Filter the records below for the word "Sophie". Copy each line that holds it.
━━━━━━━━
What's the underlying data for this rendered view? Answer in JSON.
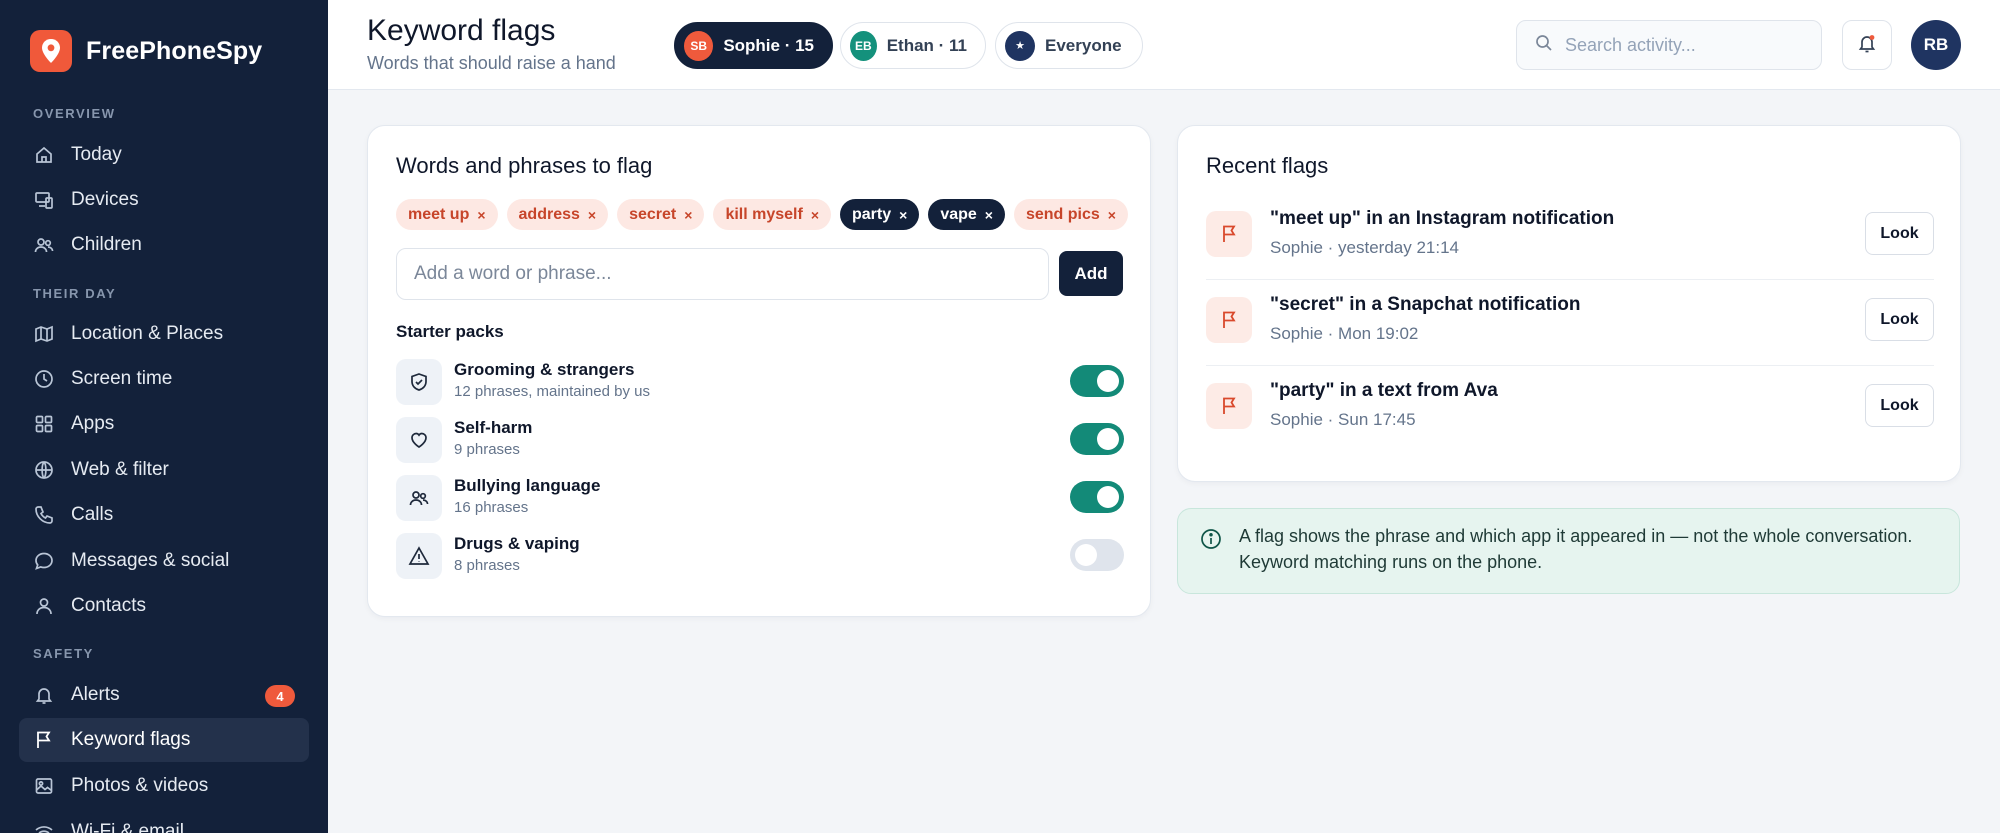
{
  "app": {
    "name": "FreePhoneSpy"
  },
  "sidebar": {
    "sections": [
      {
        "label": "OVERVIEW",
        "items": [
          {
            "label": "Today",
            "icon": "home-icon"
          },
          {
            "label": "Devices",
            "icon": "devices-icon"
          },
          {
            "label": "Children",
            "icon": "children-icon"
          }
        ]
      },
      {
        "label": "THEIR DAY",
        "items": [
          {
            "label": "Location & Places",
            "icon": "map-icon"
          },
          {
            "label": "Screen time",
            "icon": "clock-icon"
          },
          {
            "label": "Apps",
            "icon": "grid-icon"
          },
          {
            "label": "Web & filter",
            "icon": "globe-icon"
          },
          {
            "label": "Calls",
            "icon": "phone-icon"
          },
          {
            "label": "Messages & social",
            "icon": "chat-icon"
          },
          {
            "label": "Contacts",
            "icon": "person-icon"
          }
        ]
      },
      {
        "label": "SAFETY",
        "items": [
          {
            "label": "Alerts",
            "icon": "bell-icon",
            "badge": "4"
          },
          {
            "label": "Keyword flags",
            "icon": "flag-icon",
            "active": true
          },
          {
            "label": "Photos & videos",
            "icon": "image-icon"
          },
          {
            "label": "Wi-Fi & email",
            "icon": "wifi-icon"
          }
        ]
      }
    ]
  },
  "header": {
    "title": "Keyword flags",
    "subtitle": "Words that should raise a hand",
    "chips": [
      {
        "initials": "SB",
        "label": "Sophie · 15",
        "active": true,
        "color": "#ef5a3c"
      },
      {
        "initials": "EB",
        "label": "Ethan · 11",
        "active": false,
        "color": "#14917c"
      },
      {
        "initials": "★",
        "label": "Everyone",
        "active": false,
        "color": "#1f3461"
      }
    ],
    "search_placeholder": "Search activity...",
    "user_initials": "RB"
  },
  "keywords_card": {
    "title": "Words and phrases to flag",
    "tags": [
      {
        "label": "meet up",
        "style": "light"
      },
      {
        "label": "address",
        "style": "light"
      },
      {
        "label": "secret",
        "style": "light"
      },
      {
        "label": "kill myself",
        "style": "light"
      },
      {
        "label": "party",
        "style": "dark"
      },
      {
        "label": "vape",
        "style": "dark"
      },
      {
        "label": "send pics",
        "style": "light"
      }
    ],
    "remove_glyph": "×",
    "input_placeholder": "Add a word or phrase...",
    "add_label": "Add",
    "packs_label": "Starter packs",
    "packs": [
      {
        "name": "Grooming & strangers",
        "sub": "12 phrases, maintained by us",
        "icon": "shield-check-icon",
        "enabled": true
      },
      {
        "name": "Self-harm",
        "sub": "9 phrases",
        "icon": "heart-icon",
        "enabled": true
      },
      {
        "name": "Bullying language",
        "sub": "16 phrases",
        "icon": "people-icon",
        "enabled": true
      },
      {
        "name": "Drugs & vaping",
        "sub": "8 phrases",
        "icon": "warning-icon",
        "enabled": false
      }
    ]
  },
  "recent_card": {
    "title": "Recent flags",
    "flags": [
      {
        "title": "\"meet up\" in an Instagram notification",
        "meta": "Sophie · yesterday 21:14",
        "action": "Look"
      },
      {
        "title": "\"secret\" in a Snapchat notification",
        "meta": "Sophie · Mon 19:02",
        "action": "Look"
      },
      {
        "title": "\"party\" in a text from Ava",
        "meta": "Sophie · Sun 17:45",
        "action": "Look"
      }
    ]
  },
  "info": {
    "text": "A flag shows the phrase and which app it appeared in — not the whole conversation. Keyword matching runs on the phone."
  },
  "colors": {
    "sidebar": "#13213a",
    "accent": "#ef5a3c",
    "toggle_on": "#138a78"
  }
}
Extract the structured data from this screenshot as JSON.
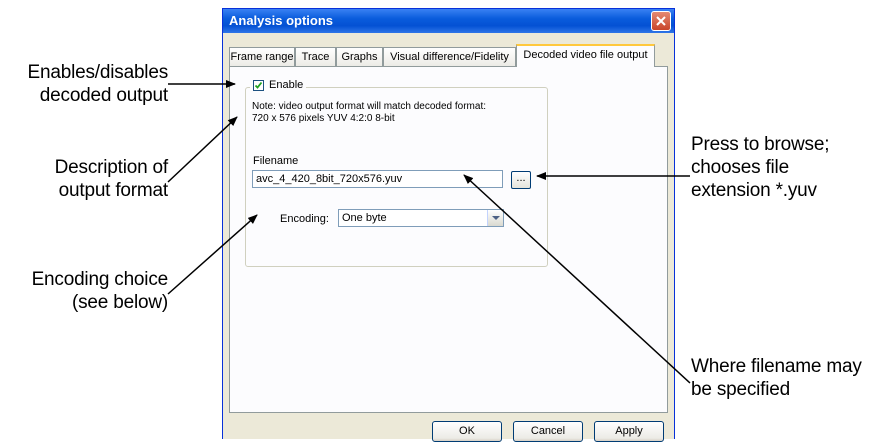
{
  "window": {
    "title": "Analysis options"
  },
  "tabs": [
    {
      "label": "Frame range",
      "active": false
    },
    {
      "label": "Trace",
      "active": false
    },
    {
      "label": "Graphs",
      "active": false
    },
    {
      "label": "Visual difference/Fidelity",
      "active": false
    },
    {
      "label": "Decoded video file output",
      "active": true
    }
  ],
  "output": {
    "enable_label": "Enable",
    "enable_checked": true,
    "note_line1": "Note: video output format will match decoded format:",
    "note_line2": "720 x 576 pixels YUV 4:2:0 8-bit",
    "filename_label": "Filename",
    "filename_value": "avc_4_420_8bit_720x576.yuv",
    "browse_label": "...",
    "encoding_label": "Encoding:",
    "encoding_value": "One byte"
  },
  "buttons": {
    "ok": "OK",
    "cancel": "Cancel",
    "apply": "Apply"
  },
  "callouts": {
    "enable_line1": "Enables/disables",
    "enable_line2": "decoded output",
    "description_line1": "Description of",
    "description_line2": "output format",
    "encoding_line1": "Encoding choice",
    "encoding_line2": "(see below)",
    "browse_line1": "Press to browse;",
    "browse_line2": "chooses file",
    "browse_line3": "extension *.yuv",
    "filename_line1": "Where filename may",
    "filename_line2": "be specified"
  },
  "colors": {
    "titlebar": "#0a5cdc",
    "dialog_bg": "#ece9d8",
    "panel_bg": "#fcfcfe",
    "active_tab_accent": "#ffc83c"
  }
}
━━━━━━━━
RESPONSE TO THIS TASK
        "label": "Sophie · 15",
        "meta": "Sophie · yesterday 21:14",
        "meta": "Sophie · Mon 19:02",
        "meta": "Sophie · Sun 17:45",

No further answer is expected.